This is exactly the kind of street design that San Francisco needs more of, to achieve the city’s Vision Zero goal of eliminating all traffic deaths and severe injuries by 2024.

Walk San Francisco proposed the idea of a raised intersection early on in the planning process for the Page Street Neighborway project, and advocated strongly for it throughout. (See our May post about it.) Until today, it was unclear whether the raised intersection would remain in the final plans. Now it will officially be built in 2019. We are thrilled, and can’t wait for people to experience this type of top-notch pedestrian infrastructure firsthand!

The Page Street Neighborway project also includes other pedestrian safety improvements, like bulb-outs, also known as corner extensions (see the 1’s in the picture above). These reduce the distance and time needed to cross the street, increase visibility between drivers and people walking, and slow down cars that are turning. There will be ADA accessibility upgrades along Page Street, too. Read more about the project.
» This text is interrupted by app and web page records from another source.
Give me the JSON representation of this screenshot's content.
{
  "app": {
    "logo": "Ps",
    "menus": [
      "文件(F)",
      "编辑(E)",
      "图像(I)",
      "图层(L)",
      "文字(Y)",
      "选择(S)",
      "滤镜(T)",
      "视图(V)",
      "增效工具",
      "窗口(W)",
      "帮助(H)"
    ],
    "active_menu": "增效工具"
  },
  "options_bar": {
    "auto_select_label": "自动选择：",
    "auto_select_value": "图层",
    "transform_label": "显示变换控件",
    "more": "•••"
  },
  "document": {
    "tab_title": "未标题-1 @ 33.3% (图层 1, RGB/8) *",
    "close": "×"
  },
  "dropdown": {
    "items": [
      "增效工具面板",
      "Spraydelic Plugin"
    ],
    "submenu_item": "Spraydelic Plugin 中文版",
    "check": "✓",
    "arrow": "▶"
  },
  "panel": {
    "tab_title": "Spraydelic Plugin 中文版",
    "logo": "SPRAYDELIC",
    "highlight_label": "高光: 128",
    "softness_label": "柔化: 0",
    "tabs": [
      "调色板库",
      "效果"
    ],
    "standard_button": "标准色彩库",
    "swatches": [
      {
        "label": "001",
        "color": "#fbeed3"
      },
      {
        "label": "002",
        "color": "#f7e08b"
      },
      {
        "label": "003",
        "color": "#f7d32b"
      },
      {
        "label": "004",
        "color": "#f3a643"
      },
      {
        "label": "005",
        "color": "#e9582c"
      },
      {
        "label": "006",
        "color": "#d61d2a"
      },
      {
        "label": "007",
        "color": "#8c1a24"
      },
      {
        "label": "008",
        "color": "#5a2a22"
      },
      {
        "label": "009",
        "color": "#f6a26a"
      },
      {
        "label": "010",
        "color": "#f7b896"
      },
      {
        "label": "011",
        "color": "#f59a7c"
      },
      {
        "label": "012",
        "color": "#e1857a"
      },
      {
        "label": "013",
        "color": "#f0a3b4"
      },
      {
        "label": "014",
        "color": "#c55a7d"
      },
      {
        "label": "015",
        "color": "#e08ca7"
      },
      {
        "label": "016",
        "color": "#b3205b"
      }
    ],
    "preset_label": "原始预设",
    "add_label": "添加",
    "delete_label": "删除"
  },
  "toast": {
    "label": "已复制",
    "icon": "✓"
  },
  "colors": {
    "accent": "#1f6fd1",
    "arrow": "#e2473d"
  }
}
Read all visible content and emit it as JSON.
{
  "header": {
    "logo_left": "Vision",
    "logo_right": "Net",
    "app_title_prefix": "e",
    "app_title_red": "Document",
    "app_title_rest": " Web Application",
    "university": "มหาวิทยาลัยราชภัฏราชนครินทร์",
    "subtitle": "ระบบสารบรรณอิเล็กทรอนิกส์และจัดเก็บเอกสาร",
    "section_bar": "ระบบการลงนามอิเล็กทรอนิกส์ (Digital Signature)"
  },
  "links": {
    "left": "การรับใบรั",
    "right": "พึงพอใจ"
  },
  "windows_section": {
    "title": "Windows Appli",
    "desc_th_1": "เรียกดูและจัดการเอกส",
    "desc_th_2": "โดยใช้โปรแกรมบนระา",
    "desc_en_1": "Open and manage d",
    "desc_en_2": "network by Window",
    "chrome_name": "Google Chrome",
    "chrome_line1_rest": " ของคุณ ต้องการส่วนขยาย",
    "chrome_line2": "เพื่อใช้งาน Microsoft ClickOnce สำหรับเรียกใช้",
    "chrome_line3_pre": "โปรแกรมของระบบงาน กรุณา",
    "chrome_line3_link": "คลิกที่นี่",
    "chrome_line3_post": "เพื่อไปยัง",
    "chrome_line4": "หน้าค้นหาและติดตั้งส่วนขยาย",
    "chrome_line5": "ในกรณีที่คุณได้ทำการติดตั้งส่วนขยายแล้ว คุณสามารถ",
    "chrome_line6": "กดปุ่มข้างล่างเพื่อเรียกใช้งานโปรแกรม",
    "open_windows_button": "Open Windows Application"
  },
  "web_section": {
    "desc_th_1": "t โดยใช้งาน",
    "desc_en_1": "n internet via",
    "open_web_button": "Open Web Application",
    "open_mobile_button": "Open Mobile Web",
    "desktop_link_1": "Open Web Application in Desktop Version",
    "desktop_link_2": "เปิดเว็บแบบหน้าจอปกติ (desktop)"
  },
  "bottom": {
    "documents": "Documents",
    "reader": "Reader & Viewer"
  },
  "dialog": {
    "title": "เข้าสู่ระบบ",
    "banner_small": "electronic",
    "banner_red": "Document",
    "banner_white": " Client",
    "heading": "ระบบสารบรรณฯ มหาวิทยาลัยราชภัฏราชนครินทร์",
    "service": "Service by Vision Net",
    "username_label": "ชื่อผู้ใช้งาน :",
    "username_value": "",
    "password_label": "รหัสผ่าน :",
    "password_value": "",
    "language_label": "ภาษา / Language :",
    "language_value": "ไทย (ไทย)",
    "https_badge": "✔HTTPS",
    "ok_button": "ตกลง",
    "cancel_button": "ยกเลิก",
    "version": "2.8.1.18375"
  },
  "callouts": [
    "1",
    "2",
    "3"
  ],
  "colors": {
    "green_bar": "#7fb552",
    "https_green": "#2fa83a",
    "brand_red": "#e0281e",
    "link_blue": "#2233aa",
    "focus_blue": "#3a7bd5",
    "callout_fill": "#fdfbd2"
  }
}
Many thanks to the neighborhood residents and community partners who spoke out for a truly pedestrian-friendly Page Street.

Note: Page Street will be coming back to the SFMTA Board for approval of another part of the project: a traffic diverter to help calm the street even more by moving some vehicle traffic off of Page. We will keep you posted on this decision.